In some parts of East and Southern Africa micro
twists which are done real tiny as the name suggests are referred to as Maasai
twists after the Maasai community. The Maasai morans (a moran is a warrior) of
Kenya and Tanzania are master twisters if there was ever such a word and the
interesting thing is that in this community it is the men who do the twisting on
their fellow men’s hair it’s considered a man’s job! They twist their hair and
dye them red with ochre, they actually end up looking like micro dreadlocks
on dyeing. While we are on the subject can anyone in the know please tell me
how the name Senegalese twists which is more common in the US came about because I am not aware of braiding hair
called Senegalese hair and the style did not originate from neither is it specific to Senegal (because other African countries do them as well) as has been
suggested by some people maybe a Senegalese braider made them
famous in the Diaspora. Oh well what’s in a name…
|Kinky twists curled in hot water|
I decided to add the following categories to this post since they involve some form of twisting:
|Hair threaded using Yarn. This is what close wrapped looks like; no spaces in between the yarn. Also referred to as yarn locks or yarn braids excuse the photo quality this was taken with a camera phone|
Made famous worldwide by Rastafarians but have been worn for generations before by different ethnic groups. The Mau Mau freedom fighters of Kenya for example who fought for independence from the British colonialists in the 1950s were known for their dreadlocked hair. Apparently theirs came about from hiding in the forest for long periods of time which resulted in their uncombed hair growing into long matted locks. Some of the fighters still living today are well over 80 years of age and have maintained their dreadlocks to this day. I had a grandma (one of my many extended family grandmas) called Grandma Loyce may her soul rest in perfect peace who had beautiful waist length dreadlocks. It’s a shame I never got to find out how she came to locking her hair before she died I only ever saw her a few times and none of my family members that I asked seemed to know everyone has a different story about her locks. Dreadlock variations include temporary locks as seen in the second photo below and sisterlocks amongst others.

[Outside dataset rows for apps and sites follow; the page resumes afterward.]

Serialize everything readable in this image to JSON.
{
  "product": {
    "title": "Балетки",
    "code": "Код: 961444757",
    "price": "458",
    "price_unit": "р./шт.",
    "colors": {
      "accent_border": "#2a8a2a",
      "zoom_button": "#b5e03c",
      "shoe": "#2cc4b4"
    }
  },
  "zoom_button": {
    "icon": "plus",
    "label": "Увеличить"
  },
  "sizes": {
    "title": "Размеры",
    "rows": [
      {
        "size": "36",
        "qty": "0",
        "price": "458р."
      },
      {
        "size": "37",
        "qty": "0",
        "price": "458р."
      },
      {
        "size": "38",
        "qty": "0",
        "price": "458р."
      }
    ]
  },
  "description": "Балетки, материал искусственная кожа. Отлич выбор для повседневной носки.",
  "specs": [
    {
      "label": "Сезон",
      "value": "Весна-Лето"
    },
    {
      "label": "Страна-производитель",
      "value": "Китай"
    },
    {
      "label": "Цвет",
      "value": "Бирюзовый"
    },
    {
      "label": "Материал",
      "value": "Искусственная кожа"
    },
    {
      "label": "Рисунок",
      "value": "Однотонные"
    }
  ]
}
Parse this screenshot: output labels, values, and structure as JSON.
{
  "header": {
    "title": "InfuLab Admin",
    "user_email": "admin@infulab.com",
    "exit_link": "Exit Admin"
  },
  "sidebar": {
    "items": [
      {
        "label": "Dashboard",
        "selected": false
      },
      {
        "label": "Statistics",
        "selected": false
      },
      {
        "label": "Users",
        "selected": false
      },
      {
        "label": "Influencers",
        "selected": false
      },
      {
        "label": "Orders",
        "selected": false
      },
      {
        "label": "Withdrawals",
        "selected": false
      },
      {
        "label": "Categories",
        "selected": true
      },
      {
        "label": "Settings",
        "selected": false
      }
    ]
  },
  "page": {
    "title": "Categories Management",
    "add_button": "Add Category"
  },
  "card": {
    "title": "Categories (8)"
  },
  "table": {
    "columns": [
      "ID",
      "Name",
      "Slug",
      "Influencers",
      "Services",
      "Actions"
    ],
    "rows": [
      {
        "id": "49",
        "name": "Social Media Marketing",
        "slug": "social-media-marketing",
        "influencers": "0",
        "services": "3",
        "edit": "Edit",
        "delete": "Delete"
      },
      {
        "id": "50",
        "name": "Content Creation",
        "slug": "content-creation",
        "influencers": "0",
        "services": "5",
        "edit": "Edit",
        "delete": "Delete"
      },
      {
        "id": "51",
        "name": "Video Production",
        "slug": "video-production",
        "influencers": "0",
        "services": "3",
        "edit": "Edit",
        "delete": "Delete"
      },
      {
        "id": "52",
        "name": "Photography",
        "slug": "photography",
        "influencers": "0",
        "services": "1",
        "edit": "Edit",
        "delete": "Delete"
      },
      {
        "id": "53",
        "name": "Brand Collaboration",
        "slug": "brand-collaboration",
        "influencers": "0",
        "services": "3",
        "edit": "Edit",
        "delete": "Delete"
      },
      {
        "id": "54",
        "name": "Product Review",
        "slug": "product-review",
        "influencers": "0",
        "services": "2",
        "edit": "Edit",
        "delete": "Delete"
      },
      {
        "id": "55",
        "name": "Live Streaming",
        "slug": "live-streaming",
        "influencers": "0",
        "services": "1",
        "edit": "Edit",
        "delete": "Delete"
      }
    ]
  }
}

|My cousin Jackie's dreadlocks, she has had them close to five years now and this is her current length|
What do you call any of these hairstyles or their variations where you are from or live?
Thanks once again to Tendayi for the Zimbabwean name and the lovely ladies who gave me permission to use their photos for this post, Jackie, Emma, Judy and random girl at church.
UK: The United Kingdom of Great Britain and Northern Ireland
US: The United States of America